To see additional installation options, use the -h option.

We have successfully tested this installation procedure on machines running Ubuntu 20.04 and CentOS 7.

Docker Install

We provide a pre-built docker image containing DNNF, available on Docker Hub. To use this image, run the following:

  $ docker pull dlshriver/dnnf
  $ docker run --rm -it dlshriver/dnnf
  (.venv) dnnf@hostname:~$ dnnf -h

To build a docker image with the latest changes to DNNF, run:

  $ docker build . -t dlshriver/dnnf
  $ docker run --rm -it dlshriver/dnnf
  (.venv) dnnf@hostname:~$ dnnf -h


DNNF can be run on correctness problems specified using ONNX and DNNP. DNNP is the same property specification language used by the DNNV verifier framework. A description of this specification language can be found in the DNNV documentation.

To execute DNNF, first activate the virtual environment with:

  $ . .venv/bin/activate

This is only required if DNNF was installed manually. The virtual environment should open automatically if using the docker image.

The DNNF tool can then be run as follows:

  $ dnnf PROPERTY --network NAME PATH

Where PROPERTY is the path to the property specification, NAME is the name of the network used in the property specification (typically N), and PATH is the path to a DNN model in the ONNX format.

To see additional options, run:

  $ dnnf -h

To see the currently available falsification backends, use the --long-help option.

Running on the Benchmarks

We provide several DNN verification benchmarks in DNNP and ONNX formats in dlshriver/dnnv-benchmarks. This benchmark repository includes both the DNNF-GHPR and the DNNF-CIFAR-EQ benchmarks introduced by DNNF!

To execute DNNF on a problem in one of the benchmarks, first navigate to the desired benchmark directory in benchmarks (e.g., DNNF-GHPR, DNNF-GHPR). Then run DNNF as specified above.
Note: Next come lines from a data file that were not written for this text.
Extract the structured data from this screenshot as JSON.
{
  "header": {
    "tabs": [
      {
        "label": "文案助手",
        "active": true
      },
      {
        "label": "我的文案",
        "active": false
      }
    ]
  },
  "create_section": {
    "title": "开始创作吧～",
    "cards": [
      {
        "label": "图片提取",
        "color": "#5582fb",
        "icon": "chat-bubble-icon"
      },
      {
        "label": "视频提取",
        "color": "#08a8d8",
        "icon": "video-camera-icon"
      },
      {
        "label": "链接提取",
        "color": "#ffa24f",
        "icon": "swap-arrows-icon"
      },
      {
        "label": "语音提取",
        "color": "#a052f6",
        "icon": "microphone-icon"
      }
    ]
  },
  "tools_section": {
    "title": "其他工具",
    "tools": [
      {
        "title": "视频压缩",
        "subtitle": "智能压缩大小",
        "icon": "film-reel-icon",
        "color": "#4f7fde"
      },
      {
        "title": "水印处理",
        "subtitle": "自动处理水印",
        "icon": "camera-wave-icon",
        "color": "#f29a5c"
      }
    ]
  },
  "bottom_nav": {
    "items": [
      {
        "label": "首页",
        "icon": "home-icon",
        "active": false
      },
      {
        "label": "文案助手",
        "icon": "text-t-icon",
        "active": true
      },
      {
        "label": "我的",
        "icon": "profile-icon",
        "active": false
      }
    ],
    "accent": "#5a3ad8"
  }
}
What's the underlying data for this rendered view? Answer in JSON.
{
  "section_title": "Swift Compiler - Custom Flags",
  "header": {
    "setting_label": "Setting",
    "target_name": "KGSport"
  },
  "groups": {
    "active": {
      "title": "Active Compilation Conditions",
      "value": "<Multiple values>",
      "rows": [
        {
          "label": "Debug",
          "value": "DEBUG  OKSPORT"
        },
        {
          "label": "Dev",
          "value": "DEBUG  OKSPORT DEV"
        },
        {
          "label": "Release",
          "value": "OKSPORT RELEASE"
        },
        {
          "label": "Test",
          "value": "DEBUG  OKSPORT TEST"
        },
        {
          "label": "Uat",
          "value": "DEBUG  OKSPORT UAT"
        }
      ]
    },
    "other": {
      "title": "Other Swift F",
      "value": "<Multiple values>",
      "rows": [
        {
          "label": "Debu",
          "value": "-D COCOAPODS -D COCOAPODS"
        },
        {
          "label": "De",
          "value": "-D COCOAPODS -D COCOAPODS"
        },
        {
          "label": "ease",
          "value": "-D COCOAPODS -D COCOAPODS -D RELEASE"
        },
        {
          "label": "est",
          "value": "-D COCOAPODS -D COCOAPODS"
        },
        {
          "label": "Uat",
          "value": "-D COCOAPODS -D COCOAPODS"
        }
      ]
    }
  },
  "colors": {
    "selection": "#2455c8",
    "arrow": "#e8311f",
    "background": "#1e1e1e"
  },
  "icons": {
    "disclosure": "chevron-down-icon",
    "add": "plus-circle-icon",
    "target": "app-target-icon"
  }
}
For example, to run DNNF with the Projected Gradient Descent adversarial attack from cleverhans on an DNNF-GHPR property and network, run:

  $ cd benchmarks/DNNF-GHPR
  $ dnnf properties/ --network N onnx/dronet.onnx --backend cleverhans.projected_gradient_descent

Which will produce output similar to:

  Falsifying: Forall(x, (((0 <= x) & (x <= 1) & (N[(slice(2, -3, None), 1)](x) <= -2.1972245773362196)) ==> ((-0.08726646259971647 <= N[(slice(2, -1, None), 0)](x)) & (N[(slice(2, -1, None), 0)](x) <= 0.08726646259971647))))

    result: sat
    falsification time: 0.6901
    total time: 2.3260

The available backends for falsification are:

  • CleverHans

    • cleverhans.carlini_wagner_l2
    • cleverhans.fast_gradient_method
    • cleverhans.hop_skip_jump_attack
    • cleverhans.projected_gradient_descent
    • cleverhans.spsa
  • FoolBox

    • foolbox.ATTACK where ATTACK is the name of an adversarial attack from this list
  • TensorFuzz

    • tensorfuzz

Attack specific parameters can be set using the --set BACKEND NAME VALUE option. For example, to set the nb_iter parameter of the cleverhans.projected_gradient_descent attack to 40 steps, you can specify --set cleverhans.projected_gradient_descent nb_iter 40.

If a property uses parameters, then the parameter value can be set using --prop.PARAMETER=VALUE, e.g., --prop.epsilon=1, similar to DNNV.


This material is based in part upon work supported by the National Science Foundation under grant number 1900676 and 2019239.